  • Stern: 7 ft 6 in (2.29 m)
  • Loaded :
  • Bow: 8 ft 2 in (2.49 m)
  • Stern: 14 ft 1 in (4.29 m)
Depth: 8 ft (2.4 m) forward, 14 ft 4 in (4.37 m) aft (full load)
Propulsion: 2 General Motors 12-567 diesel engines, two shafts, twin rudders
Speed: 12 knots (22 km/h; 14 mph)
Boats & landing
craft carried:
Two or six LCVPs
Troops: 14-16 officers, 131-147 enlisted men
Complement: 7-9 officers, 104-120 enlisted men
  • 2 × twin 40 mm gun mounts w/Mk.51 directors
  • 4 × single 40 mm gun mounts
  • 12 × single 20 mm gun mounts

USS Atchison County (LST-60) was an LST-1-class tank landing ship built for the United States Navy during World War II. Named for counties in Kansas and Missouri established in honor of David Rice Atchison, a mid-19th century Democratic United States Senator from Missouri, she was the only U.S. Naval vessel to bear the name.

LST-60 was laid down on 14 November 1943 at Neville Island, Pittsburgh, Pennsylvania by the Dravo Corporation; launched on 24 December; sponsored by Mrs. Daniel W. Mack; and placed in reduced commission on 24 January 1944 so that she might descend the Ohio and Mississippi Rivers under her own power to New Orleans where she was placed in full commission on 7 February with Lieutenant Carl E. Ellis in command.

Service history[edit]

The new tank landing ship held shakedown training off Panama City, Florida from 19 February to 4 March; then returned to New Orleans for repairs and loading. She next moved to New York City where she took additional cargo on board for transportation to the United Kingdom. After crossing the Atlantic in convoy, LST-60 safely arrived in Falmouth, England on 2 May. From there, she proceeded to Southend-on-Sea to load for the Normandy invasion. LST-60 sailed from Southend on 5 June with Commander, Group 3, embarked for the initial assault. Following successful unloading of troops and cargo at Normandy the next day, the ship commenced cross-channel operations, making 53 trips to the French mainland without mishap before being ordered back to the United States for overhaul. Escorting a convoy en route, LST-60 safely arrived in Norfolk on 1 July 1945 and continued on to New Orleans for repairs.

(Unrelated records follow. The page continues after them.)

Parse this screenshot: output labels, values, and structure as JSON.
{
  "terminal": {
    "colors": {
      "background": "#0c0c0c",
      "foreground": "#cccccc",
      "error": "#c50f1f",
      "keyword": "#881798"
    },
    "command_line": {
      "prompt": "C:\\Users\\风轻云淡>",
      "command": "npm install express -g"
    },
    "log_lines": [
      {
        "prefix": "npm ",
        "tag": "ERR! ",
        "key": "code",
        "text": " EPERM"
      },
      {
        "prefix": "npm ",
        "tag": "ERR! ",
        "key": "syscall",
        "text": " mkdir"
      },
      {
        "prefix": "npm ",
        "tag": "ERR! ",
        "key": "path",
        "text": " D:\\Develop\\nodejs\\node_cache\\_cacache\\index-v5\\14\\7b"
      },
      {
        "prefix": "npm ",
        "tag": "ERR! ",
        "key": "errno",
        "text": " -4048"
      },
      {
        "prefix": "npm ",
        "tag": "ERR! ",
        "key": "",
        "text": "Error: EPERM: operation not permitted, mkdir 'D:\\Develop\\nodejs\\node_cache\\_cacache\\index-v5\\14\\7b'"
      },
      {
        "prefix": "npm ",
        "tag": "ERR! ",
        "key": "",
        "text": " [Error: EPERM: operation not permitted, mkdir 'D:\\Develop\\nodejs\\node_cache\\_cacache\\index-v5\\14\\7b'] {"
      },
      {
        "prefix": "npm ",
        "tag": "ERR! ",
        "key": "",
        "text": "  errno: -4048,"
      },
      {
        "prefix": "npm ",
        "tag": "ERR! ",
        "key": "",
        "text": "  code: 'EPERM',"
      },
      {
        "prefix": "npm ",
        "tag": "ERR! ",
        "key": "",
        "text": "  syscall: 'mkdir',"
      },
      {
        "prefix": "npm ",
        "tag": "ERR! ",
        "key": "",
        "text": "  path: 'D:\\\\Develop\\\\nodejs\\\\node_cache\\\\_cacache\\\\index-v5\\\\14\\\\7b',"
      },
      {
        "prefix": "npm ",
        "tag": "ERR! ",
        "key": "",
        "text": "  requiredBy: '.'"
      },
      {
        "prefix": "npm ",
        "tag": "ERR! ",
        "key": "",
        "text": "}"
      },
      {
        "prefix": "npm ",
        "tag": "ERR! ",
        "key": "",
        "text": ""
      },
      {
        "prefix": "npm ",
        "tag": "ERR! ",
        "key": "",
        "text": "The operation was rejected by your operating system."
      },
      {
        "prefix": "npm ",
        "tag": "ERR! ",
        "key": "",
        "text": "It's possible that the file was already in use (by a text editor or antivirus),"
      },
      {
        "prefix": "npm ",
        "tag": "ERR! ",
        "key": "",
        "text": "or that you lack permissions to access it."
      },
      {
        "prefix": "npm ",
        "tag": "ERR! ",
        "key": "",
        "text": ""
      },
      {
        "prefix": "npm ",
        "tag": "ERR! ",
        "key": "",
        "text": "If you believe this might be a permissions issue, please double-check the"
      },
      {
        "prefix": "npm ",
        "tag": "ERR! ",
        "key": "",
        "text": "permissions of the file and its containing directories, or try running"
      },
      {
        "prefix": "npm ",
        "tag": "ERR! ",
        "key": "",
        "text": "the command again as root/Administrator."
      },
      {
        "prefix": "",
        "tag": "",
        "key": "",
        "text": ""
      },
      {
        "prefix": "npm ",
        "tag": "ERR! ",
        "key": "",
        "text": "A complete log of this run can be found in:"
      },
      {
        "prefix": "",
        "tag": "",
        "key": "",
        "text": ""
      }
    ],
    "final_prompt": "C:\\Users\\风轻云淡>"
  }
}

Originally scheduled to join the Pacific Fleet following overhaul, LST-60 received new orders with the end of the war on 15 August. Instead, she proceeded to Green Cove Springs, Florida for inactivation and was placed out of commission, in reserve, on 27 June 1946. The name USS Atchison County was assigned to LST-60 on 1 July 1955. In 1958, the tank landing ship was declared unfit for further naval service. Her name was struck from the Naval Vessel Register on 1 November 1958; her final fate is unknown.

LST-60 earned one battle star for World War II service.

LST-60 and USS LST-30 along with two unidentified LSTs beached at Normandy, after 6 June 1944.


This article incorporates text from the public domain Dictionary of American Naval Fighting Ships.